• Required work: How many lines below hold "label"? Answer with only the number.

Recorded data
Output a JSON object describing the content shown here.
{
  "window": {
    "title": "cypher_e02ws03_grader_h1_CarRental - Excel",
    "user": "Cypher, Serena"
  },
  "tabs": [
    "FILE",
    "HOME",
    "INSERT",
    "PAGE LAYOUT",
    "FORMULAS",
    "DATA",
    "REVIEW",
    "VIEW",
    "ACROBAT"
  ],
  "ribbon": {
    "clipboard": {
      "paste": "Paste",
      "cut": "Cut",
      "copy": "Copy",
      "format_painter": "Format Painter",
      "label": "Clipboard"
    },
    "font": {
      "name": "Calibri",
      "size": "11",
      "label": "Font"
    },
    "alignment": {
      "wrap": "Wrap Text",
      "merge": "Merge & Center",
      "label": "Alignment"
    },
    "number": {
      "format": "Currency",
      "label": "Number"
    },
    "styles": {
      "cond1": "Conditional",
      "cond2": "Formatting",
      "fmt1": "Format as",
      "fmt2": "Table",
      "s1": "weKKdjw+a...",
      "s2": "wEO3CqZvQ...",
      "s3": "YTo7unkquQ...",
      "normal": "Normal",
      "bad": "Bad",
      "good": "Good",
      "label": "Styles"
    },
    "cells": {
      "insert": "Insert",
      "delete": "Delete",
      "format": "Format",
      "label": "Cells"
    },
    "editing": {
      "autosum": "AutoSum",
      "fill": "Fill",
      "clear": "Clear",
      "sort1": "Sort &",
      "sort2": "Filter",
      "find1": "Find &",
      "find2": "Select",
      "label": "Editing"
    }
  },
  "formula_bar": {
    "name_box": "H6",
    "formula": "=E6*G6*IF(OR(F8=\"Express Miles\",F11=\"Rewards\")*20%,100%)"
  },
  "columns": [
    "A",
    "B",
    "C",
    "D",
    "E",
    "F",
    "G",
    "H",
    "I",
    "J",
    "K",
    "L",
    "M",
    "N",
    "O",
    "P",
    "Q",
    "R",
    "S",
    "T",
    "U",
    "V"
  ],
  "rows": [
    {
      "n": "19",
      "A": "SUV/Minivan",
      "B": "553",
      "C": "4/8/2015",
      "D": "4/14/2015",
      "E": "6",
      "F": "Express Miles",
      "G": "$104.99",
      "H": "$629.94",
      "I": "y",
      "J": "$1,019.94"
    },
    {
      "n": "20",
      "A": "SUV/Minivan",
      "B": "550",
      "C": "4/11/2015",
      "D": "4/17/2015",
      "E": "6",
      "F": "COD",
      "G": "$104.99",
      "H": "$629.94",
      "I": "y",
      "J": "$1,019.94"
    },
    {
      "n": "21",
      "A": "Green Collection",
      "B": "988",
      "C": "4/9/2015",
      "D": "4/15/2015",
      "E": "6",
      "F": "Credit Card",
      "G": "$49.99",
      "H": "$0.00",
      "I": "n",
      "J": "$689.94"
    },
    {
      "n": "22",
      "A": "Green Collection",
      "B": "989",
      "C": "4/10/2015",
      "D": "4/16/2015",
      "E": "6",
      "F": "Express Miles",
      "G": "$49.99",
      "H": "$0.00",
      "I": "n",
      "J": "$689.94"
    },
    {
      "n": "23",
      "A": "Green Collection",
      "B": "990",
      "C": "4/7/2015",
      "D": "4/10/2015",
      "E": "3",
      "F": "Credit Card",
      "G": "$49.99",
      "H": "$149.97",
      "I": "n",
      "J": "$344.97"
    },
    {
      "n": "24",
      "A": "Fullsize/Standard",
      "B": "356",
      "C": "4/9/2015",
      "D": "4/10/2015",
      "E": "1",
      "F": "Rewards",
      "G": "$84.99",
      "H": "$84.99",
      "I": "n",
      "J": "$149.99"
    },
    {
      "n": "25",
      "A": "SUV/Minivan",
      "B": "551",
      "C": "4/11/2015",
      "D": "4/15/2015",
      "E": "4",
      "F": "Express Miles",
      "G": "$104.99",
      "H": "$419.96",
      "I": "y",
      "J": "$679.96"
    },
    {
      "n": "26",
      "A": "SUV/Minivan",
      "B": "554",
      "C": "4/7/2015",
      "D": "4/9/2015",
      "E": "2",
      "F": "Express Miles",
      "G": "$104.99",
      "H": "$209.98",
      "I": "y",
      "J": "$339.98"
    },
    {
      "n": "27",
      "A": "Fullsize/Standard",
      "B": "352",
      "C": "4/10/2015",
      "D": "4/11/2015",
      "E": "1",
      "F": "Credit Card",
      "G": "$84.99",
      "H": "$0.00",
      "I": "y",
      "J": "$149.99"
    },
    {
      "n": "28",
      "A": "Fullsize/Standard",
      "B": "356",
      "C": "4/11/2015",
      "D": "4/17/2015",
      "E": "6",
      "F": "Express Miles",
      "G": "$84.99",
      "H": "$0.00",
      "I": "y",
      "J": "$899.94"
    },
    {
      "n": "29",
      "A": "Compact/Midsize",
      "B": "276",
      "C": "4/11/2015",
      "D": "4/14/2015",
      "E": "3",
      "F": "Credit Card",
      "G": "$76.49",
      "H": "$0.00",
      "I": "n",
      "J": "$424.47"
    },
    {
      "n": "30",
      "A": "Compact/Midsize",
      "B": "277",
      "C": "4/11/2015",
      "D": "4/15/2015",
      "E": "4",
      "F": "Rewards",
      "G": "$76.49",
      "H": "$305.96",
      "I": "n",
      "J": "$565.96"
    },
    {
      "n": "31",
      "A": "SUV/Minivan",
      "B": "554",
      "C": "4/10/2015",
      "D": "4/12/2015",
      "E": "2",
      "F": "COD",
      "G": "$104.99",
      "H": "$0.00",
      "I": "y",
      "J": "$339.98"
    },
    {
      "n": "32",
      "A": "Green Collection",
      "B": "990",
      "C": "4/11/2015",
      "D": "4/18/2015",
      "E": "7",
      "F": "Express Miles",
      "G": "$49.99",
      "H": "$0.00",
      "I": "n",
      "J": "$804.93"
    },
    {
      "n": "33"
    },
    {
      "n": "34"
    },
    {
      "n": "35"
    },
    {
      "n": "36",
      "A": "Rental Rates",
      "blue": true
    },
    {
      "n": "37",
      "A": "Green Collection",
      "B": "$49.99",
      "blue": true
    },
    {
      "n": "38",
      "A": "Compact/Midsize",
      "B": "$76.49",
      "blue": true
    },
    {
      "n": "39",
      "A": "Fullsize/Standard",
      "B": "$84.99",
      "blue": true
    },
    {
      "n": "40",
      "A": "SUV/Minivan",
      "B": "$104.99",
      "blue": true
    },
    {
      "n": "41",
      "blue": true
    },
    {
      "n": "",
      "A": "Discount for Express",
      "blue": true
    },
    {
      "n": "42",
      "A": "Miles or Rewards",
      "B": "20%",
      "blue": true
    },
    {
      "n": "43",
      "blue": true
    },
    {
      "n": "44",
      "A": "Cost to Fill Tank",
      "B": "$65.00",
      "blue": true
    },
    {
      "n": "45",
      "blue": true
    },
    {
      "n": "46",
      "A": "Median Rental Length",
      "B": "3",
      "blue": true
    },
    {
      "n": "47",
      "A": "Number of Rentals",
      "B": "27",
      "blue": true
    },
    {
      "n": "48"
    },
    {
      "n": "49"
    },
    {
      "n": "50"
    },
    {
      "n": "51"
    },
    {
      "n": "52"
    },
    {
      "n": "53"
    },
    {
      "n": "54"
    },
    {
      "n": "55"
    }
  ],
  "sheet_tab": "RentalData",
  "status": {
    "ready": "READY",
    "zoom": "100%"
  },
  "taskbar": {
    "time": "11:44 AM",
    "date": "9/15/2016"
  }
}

• Written solution: 7